◆ Data for analysis
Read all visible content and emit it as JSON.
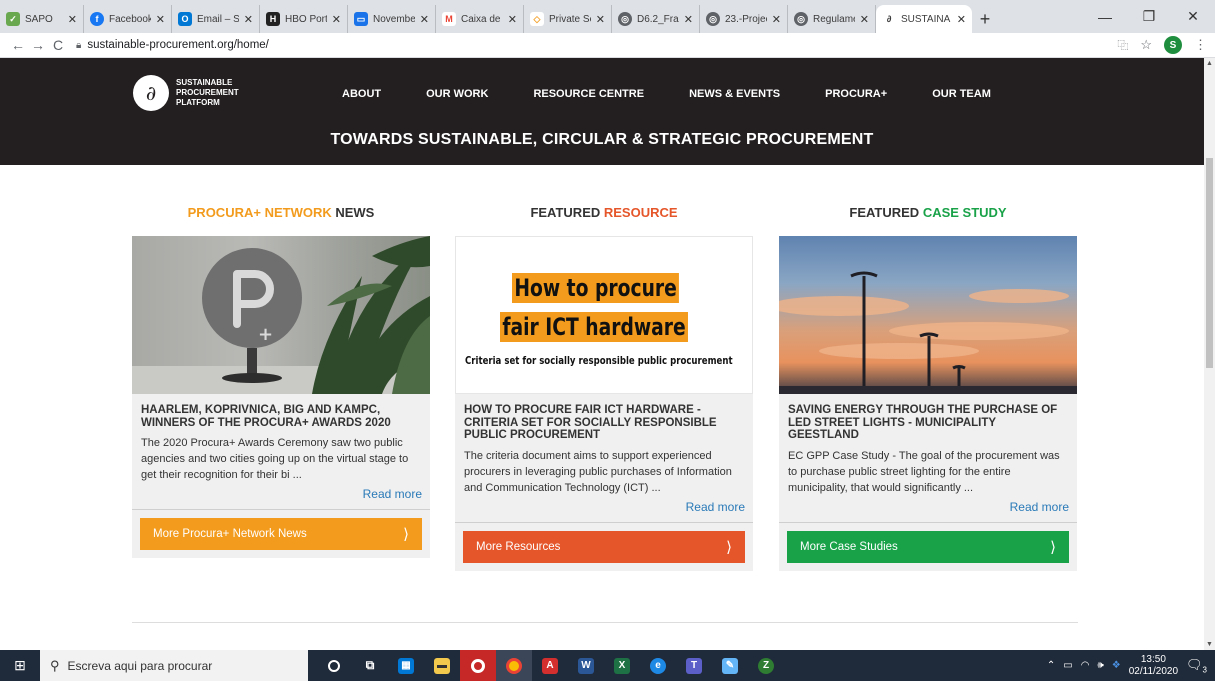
{
  "browser": {
    "tabs": [
      {
        "label": "SAPO",
        "color": "#6aa84f",
        "glyph": "✓"
      },
      {
        "label": "Facebook",
        "color": "#1877f2",
        "glyph": "f"
      },
      {
        "label": "Email – Sc",
        "color": "#0078d4",
        "glyph": "O"
      },
      {
        "label": "HBO Portu",
        "color": "#222222",
        "glyph": "H"
      },
      {
        "label": "Novembe",
        "color": "#1a73e8",
        "glyph": "▭"
      },
      {
        "label": "Caixa de e",
        "color": "#ea4335",
        "glyph": "M"
      },
      {
        "label": "Private Se",
        "color": "#f4a22d",
        "glyph": "◇"
      },
      {
        "label": "D6.2_Fra",
        "color": "#5f6368",
        "glyph": "◎"
      },
      {
        "label": "23.-Projec",
        "color": "#5f6368",
        "glyph": "◎"
      },
      {
        "label": "Regulame",
        "color": "#5f6368",
        "glyph": "◎"
      },
      {
        "label": "SUSTAINA",
        "color": "#ffffff",
        "glyph": "∂",
        "active": true
      }
    ],
    "url": "sustainable-procurement.org/home/",
    "avatar_letter": "S"
  },
  "site": {
    "logo_text": "SUSTAINABLE PROCUREMENT PLATFORM",
    "nav": [
      "ABOUT",
      "OUR WORK",
      "RESOURCE CENTRE",
      "NEWS & EVENTS",
      "PROCURA+",
      "OUR TEAM"
    ],
    "tagline": "TOWARDS SUSTAINABLE, CIRCULAR & STRATEGIC PROCUREMENT"
  },
  "columns": [
    {
      "title_a": "PROCURA+ NETWORK",
      "title_b": " NEWS",
      "heading": "HAARLEM, KOPRIVNICA, BIG AND KAMPC, WINNERS OF THE PROCURA+ AWARDS 2020",
      "excerpt": "The 2020 Procura+ Awards Ceremony saw two public agencies and two cities going up on the virtual stage to get their recognition for their bi ...",
      "read_more": "Read more",
      "button": "More Procura+ Network News",
      "button_color": "#f29b1d"
    },
    {
      "title_a": "FEATURED ",
      "title_b": "RESOURCE",
      "heading": "HOW TO PROCURE FAIR ICT HARDWARE - CRITERIA SET FOR SOCIALLY RESPONSIBLE PUBLIC PROCUREMENT",
      "excerpt": "The criteria document aims to support experienced procurers in leveraging public purchases of Information and Communication Technology (ICT) ...",
      "read_more": "Read more",
      "button": "More Resources",
      "button_color": "#e5562a",
      "cover_line1": "How to procure",
      "cover_line2": "fair ICT hardware",
      "cover_sub": "Criteria set for socially responsible public procurement"
    },
    {
      "title_a": "FEATURED ",
      "title_b": "CASE STUDY",
      "heading": "SAVING ENERGY THROUGH THE PURCHASE OF LED STREET LIGHTS - MUNICIPALITY GEESTLAND",
      "excerpt": "EC GPP Case Study - The goal of the procurement was to purchase public street lighting for the entire municipality, that would significantly ...",
      "read_more": "Read more",
      "button": "More Case Studies",
      "button_color": "#1aa249"
    }
  ],
  "taskbar": {
    "search_placeholder": "Escreva aqui para procurar",
    "time": "13:50",
    "date": "02/11/2020",
    "notif_count": "3"
  }
}
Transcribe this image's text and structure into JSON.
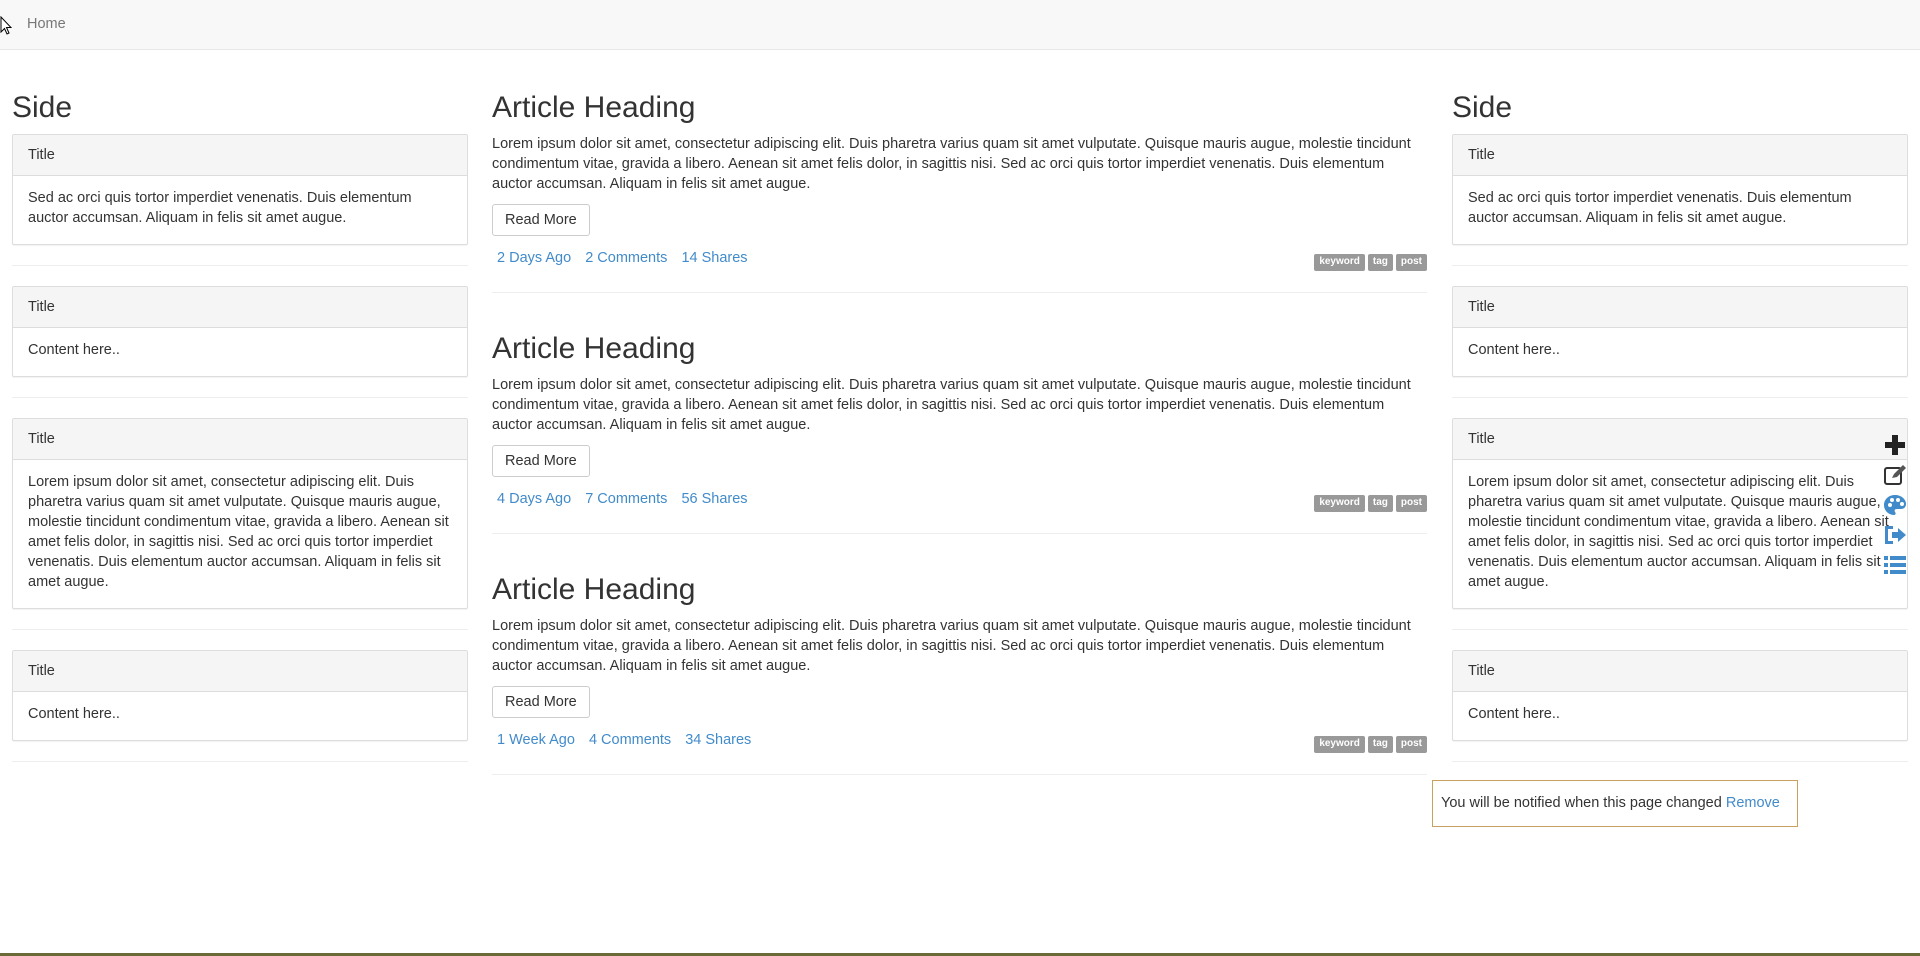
{
  "navbar": {
    "home_label": "Home"
  },
  "left_sidebar": {
    "heading": "Side",
    "panels": [
      {
        "title": "Title",
        "body": "Sed ac orci quis tortor imperdiet venenatis. Duis elementum auctor accumsan. Aliquam in felis sit amet augue."
      },
      {
        "title": "Title",
        "body": "Content here.."
      },
      {
        "title": "Title",
        "body": "Lorem ipsum dolor sit amet, consectetur adipiscing elit. Duis pharetra varius quam sit amet vulputate. Quisque mauris augue, molestie tincidunt condimentum vitae, gravida a libero. Aenean sit amet felis dolor, in sagittis nisi. Sed ac orci quis tortor imperdiet venenatis. Duis elementum auctor accumsan. Aliquam in felis sit amet augue."
      },
      {
        "title": "Title",
        "body": "Content here.."
      }
    ]
  },
  "right_sidebar": {
    "heading": "Side",
    "panels": [
      {
        "title": "Title",
        "body": "Sed ac orci quis tortor imperdiet venenatis. Duis elementum auctor accumsan. Aliquam in felis sit amet augue."
      },
      {
        "title": "Title",
        "body": "Content here.."
      },
      {
        "title": "Title",
        "body": "Lorem ipsum dolor sit amet, consectetur adipiscing elit. Duis pharetra varius quam sit amet vulputate. Quisque mauris augue, molestie tincidunt condimentum vitae, gravida a libero. Aenean sit amet felis dolor, in sagittis nisi. Sed ac orci quis tortor imperdiet venenatis. Duis elementum auctor accumsan. Aliquam in felis sit amet augue."
      },
      {
        "title": "Title",
        "body": "Content here.."
      }
    ]
  },
  "articles": [
    {
      "heading": "Article Heading",
      "body": "Lorem ipsum dolor sit amet, consectetur adipiscing elit. Duis pharetra varius quam sit amet vulputate. Quisque mauris augue, molestie tincidunt condimentum vitae, gravida a libero. Aenean sit amet felis dolor, in sagittis nisi. Sed ac orci quis tortor imperdiet venenatis. Duis elementum auctor accumsan. Aliquam in felis sit amet augue.",
      "read_more": "Read More",
      "date": "2 Days Ago",
      "comments": "2 Comments",
      "shares": "14 Shares",
      "tags": [
        "keyword",
        "tag",
        "post"
      ]
    },
    {
      "heading": "Article Heading",
      "body": "Lorem ipsum dolor sit amet, consectetur adipiscing elit. Duis pharetra varius quam sit amet vulputate. Quisque mauris augue, molestie tincidunt condimentum vitae, gravida a libero. Aenean sit amet felis dolor, in sagittis nisi. Sed ac orci quis tortor imperdiet venenatis. Duis elementum auctor accumsan. Aliquam in felis sit amet augue.",
      "read_more": "Read More",
      "date": "4 Days Ago",
      "comments": "7 Comments",
      "shares": "56 Shares",
      "tags": [
        "keyword",
        "tag",
        "post"
      ]
    },
    {
      "heading": "Article Heading",
      "body": "Lorem ipsum dolor sit amet, consectetur adipiscing elit. Duis pharetra varius quam sit amet vulputate. Quisque mauris augue, molestie tincidunt condimentum vitae, gravida a libero. Aenean sit amet felis dolor, in sagittis nisi. Sed ac orci quis tortor imperdiet venenatis. Duis elementum auctor accumsan. Aliquam in felis sit amet augue.",
      "read_more": "Read More",
      "date": "1 Week Ago",
      "comments": "4 Comments",
      "shares": "34 Shares",
      "tags": [
        "keyword",
        "tag",
        "post"
      ]
    }
  ],
  "toolbar": {
    "icons": [
      "plus-icon",
      "edit-icon",
      "palette-icon",
      "sign-out-icon",
      "list-icon"
    ],
    "accent": "#428bca"
  },
  "notification": {
    "message": "You will be notified when this page changed",
    "remove_label": "Remove"
  },
  "colors": {
    "link": "#428bca",
    "tag_bg": "#999999",
    "notify_border": "#c8a060"
  }
}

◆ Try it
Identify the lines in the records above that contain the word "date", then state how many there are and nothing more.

◆ Exercise result
4